A large spacecraft is powered by a massive fusion reactor - in essence, a miniature star. This star is surrounded by a dyson sphere at the center of the spacecraft.
The star's radius is about 5 times as small as that of our Moon at 350km, and assuming it would have twice the mean density as that of our Sun at 2820 kg/m³, it would have a mass of about 500 quintillion kg, an infinitesimal fraction of our Sun's mass, and about 0.008% of Earth's mass.
Handwavium technology is used to exert upon the star the enormous pressure it requires to sustain fusion, and it also prevents such silly things as radiation and immense heat from swallowing up the spacecraft and its inhabitants.
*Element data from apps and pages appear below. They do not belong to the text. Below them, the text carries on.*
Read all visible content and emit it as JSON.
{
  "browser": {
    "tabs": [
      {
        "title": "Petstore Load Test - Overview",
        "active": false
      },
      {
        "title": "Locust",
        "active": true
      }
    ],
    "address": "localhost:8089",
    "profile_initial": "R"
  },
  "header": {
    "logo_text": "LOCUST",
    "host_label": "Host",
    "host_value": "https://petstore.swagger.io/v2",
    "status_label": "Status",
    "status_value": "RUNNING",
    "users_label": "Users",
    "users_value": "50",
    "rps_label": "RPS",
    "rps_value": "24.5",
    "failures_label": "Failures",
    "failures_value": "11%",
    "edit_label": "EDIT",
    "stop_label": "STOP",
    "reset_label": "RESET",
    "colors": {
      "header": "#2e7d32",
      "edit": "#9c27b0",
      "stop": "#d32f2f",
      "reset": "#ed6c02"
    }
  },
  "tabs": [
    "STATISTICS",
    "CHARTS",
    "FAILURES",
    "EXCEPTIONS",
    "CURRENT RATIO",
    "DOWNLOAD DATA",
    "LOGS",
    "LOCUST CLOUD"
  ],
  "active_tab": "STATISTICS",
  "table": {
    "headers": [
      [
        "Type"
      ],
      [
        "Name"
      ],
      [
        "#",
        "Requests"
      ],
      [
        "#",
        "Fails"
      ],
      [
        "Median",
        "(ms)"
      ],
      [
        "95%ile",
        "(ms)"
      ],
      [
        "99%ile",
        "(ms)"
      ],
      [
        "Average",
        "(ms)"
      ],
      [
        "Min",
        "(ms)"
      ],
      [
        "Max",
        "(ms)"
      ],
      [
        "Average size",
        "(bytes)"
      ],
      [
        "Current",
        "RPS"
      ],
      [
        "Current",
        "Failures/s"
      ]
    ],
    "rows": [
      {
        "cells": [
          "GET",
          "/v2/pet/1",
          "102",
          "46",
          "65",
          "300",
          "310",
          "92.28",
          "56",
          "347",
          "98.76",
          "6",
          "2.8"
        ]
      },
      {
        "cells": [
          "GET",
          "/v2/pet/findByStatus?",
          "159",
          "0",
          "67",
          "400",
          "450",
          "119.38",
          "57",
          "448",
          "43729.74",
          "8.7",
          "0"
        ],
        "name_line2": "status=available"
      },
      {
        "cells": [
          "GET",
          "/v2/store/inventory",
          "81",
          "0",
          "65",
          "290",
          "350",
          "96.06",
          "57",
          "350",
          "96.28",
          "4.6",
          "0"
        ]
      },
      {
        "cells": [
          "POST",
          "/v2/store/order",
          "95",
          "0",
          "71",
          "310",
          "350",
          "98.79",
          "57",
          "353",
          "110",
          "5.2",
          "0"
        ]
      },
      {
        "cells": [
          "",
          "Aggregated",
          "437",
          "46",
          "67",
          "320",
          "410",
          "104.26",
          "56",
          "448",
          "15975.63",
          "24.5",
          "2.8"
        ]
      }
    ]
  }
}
How this handwavium works and why the builders of the spacecraft even need a fusion reactor with such ridiculously powerful technology at hand is irrelevant to the question.
The handwavium suddenly stops working and the miniature star is now exposed to the harsh realities of the laws of physics. What would happen next?
Would the star simply swallow up the spacecraft and then disperse into a harmless cloud of hydrogen?
Would it do the same thing natural stars do when they can no longer sustain fusion and go nova, ruining the day of anything within a couple AU?